Indian consumers in positive mood

25 February 2010

MUMBAI: The number of Indian consumers who believe global economic conditions will improve in the next six months is more than double the worldwide average, a new study has found.

The Econocurious survey from Lodestar UM, which covered nine major economies, indicated that people living in developing markets tended to be more upbeat about the financial outlook.

In India, 69% of participants expected conditions to improve in the short term, compared with a global figure of 32%.

Contributors in Brazil, Russia and China were similarly more optimistic than their peers in the US, UK, Germany and Australia.

Respondents in Spain, which had seen its GDP contract for seven successive quarters by the end of 2009, displayed surprising levels of positivity, the Interpublic Group agency reported.

Globally, 18 to 34-year-olds were the demographic least willing to make concessions concerning their overall lifestyle, despite the pressures of the downturn.

A majority also agreed that, if they had the choice, they would maintain their expenditure on holidays and travel going forward.

However, responses to the recession differed from nation to nation, with Americans and Germans reducing their spending on magazines, while Britons did the same on newspapers.

The panels in India and Spain, by contrast, had cut back on their internet expenditure, while the samples in Brazil, Russia and Chinese were trimming their outlay on cable TV.

The study also said that online engagement, like discounts and offers pushed by brands' official websites and social networks, was a comparatively strong factor in driving purchase intent in China.
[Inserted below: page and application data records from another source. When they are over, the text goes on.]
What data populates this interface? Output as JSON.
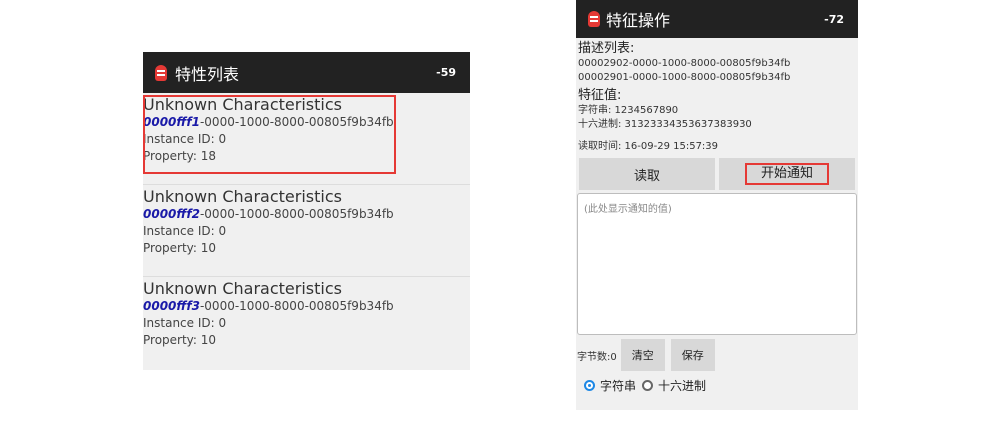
{
  "left": {
    "title": "特性列表",
    "rssi": "-59",
    "characteristics": [
      {
        "name": "Unknown Characteristics",
        "uuid_short": "0000fff1",
        "uuid_rest": "-0000-1000-8000-00805f9b34fb",
        "instance": "Instance ID: 0",
        "property": "Property: 18"
      },
      {
        "name": "Unknown Characteristics",
        "uuid_short": "0000fff2",
        "uuid_rest": "-0000-1000-8000-00805f9b34fb",
        "instance": "Instance ID: 0",
        "property": "Property: 10"
      },
      {
        "name": "Unknown Characteristics",
        "uuid_short": "0000fff3",
        "uuid_rest": "-0000-1000-8000-00805f9b34fb",
        "instance": "Instance ID: 0",
        "property": "Property: 10"
      }
    ]
  },
  "right": {
    "title": "特征操作",
    "rssi": "-72",
    "descriptor_label": "描述列表:",
    "descriptors": [
      "00002902-0000-1000-8000-00805f9b34fb",
      "00002901-0000-1000-8000-00805f9b34fb"
    ],
    "value_label": "特征值:",
    "string_value": "字符串: 1234567890",
    "hex_value": "十六进制: 31323334353637383930",
    "read_time": "读取时间: 16-09-29 15:57:39",
    "read_button": "读取",
    "notify_button": "开始通知",
    "notify_placeholder": "(此处显示通知的值)",
    "byte_count": "字节数:0",
    "clear_button": "清空",
    "save_button": "保存",
    "radio_string": "字符串",
    "radio_hex": "十六进制",
    "selected_format": "字符串"
  },
  "colors": {
    "highlight": "#e53935",
    "uuid_accent": "#1a1aa8",
    "appbar": "#222222"
  },
  "icons": {
    "app": "app-logo-icon"
  }
}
By contrast, Indians generally preferred to talk to their friends offline, or relied on expert opinion broadcast through traditional media channels, before buying.

Shoppers in the Asian economy also demonstrated the strongest intent to save over the next six months, with 66% saying they would deposit the maximum amount possible in cash accounts.

Globally, this view was shared by just 39% of respondents.

Anamika Mehta, chief operating officer at Lodestar UM, added that actual spending intentions varied substantially between the nine countries assessed.

"Investment in big-ticket purchases is seeing continued recovery [globally], despite consumers' 'wait-and-see' mindset," she said.

"Amongst the developed economies, the only real investment is around vacations; while in the BRIC countries, people plan to buy cars, remodel their homes as well as invest in the stock markets, apart from spending on holidays."

Germans, for example, plan to spend more on groceries, drinks and fragrances, while Americans are looking to save money by making bulk purchases or buying products second-hand.

Some 61% of participants in the UK displayed positive intent regarding future purchases, as did 59% of the sample in the US, and 55% in Australia, a trend driven by the "good deals" on offer.

Data sourced from Afaqs/IMF; additional content by Warc staff